Task details -> Look through the lines below for the word "JSON", and copy every line that has it.

Data about app and page elements:
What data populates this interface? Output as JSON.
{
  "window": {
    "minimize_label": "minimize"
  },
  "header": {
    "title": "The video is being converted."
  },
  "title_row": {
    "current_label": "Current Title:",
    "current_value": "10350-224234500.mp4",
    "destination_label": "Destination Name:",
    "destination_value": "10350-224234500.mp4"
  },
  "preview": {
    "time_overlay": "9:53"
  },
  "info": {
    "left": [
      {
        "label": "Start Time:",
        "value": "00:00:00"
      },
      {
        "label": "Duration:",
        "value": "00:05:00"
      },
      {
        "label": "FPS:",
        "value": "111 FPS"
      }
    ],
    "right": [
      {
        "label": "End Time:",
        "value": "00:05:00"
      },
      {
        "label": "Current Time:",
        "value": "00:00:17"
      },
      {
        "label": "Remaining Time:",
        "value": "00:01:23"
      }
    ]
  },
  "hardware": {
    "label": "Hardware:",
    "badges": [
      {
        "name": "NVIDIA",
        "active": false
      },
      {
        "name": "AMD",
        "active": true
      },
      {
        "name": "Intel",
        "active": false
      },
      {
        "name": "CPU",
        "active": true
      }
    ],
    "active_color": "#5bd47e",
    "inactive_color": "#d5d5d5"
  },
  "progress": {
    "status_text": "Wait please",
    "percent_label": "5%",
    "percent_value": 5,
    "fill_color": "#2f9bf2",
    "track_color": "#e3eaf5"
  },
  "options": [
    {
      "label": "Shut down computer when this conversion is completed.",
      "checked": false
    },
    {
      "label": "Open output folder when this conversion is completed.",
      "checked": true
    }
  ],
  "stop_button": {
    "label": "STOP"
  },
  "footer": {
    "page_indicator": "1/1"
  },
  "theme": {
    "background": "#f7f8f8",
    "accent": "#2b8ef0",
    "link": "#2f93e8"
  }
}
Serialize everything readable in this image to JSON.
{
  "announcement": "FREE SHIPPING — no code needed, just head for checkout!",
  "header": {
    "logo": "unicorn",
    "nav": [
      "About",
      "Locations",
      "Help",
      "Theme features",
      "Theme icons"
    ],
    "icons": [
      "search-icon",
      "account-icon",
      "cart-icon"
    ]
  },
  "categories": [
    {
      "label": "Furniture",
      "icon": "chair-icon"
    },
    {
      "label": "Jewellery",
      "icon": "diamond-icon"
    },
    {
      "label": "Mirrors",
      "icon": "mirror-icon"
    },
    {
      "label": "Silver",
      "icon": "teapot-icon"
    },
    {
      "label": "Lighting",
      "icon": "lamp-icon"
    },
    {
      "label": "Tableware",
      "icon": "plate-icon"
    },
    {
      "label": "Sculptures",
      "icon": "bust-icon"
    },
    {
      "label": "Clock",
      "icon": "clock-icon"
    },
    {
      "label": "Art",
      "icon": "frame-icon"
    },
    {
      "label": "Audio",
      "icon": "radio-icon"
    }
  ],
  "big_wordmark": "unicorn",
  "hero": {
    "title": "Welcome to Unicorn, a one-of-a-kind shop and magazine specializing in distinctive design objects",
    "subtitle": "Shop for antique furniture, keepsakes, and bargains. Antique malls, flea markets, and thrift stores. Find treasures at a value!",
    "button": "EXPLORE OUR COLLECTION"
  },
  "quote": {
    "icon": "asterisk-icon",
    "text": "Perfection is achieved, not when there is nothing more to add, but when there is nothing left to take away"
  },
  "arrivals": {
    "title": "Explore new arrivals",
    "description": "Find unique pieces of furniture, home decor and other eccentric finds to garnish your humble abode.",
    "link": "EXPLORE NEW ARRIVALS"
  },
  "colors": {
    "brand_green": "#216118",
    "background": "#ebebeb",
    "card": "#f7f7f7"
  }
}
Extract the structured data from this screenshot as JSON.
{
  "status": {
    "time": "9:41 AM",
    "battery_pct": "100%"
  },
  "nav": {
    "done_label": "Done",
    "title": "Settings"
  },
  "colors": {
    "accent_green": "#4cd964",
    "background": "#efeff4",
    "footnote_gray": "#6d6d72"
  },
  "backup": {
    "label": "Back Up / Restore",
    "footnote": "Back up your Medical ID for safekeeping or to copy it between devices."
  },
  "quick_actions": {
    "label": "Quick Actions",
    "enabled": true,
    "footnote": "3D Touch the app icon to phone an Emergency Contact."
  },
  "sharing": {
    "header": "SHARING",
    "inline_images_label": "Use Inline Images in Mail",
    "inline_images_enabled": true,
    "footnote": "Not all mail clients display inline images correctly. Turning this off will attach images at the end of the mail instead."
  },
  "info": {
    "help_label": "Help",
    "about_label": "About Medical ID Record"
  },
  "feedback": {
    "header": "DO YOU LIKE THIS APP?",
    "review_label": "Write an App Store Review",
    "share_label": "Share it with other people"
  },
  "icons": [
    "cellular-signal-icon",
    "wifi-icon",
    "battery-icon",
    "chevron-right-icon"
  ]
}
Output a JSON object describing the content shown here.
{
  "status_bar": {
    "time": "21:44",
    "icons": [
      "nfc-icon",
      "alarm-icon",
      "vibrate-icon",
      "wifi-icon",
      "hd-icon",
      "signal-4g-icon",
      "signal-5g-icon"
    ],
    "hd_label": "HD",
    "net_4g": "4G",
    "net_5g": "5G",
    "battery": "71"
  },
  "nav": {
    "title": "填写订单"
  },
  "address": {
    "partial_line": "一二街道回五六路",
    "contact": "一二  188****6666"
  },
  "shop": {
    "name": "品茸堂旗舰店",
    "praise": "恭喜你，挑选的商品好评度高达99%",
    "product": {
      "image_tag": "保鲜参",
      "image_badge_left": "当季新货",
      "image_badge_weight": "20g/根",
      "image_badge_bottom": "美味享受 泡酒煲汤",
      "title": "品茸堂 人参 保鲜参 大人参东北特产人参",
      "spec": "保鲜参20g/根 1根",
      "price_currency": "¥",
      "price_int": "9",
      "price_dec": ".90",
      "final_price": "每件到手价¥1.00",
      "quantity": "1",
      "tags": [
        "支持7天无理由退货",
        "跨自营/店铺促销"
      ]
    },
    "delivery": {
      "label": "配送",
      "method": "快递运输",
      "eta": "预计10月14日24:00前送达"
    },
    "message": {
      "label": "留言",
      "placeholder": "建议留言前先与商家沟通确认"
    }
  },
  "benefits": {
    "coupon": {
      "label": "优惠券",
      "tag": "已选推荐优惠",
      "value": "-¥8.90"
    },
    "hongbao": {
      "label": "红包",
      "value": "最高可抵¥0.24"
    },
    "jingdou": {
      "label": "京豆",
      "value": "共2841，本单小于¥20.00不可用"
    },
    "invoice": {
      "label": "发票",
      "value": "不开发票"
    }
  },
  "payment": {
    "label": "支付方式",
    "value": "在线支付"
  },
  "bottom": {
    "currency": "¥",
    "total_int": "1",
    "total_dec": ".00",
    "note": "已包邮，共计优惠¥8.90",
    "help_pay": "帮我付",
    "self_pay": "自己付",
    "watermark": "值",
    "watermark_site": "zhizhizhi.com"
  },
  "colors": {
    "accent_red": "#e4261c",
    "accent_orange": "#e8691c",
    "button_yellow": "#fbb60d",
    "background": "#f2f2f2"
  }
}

Exercise response ->
What data populates this interface? Output as JSON.
Serialize everything readable in this image to JSON.
Extract the structured data from this screenshot as JSON.
Output a JSON object describing the content shown here.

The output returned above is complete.